• **What is required**
Check every line of the entries for the string "icon" and return the ones that contain it.

• **Data records for software interfaces**
= = =
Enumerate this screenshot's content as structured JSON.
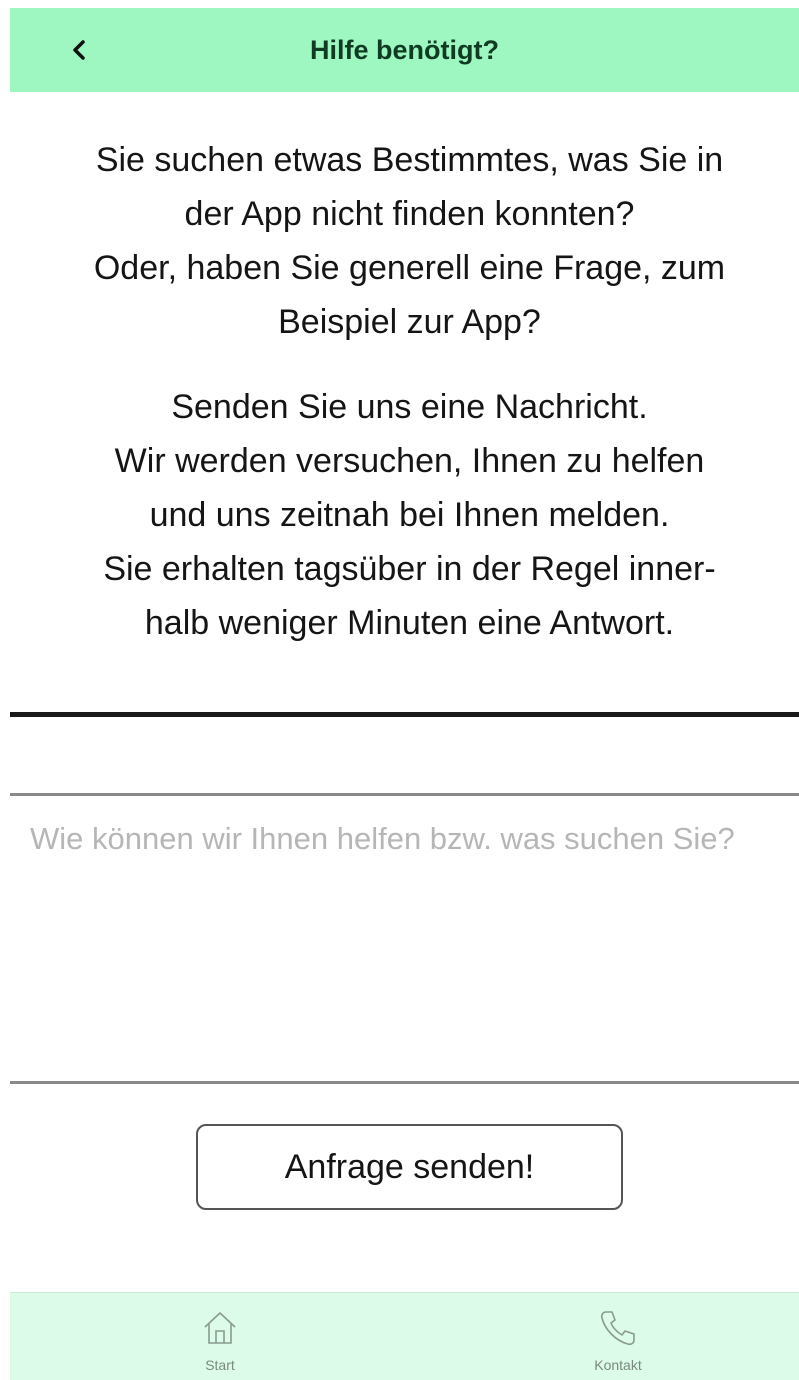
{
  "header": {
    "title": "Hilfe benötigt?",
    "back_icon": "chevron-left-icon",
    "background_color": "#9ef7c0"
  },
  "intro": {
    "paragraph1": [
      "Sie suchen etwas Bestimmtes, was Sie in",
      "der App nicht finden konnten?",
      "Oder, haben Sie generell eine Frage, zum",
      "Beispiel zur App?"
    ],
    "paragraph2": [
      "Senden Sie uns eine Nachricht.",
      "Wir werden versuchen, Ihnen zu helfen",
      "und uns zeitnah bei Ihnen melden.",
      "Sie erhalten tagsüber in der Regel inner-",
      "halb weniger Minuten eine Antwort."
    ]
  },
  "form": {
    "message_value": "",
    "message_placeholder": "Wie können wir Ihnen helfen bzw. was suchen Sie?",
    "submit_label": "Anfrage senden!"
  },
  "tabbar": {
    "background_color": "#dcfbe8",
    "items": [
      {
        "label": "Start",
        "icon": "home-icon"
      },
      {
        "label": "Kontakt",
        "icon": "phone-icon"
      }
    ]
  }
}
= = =
• **Reply to the exercise**
    "back_icon": "chevron-left-icon",
        "icon": "home-icon"
        "icon": "phone-icon"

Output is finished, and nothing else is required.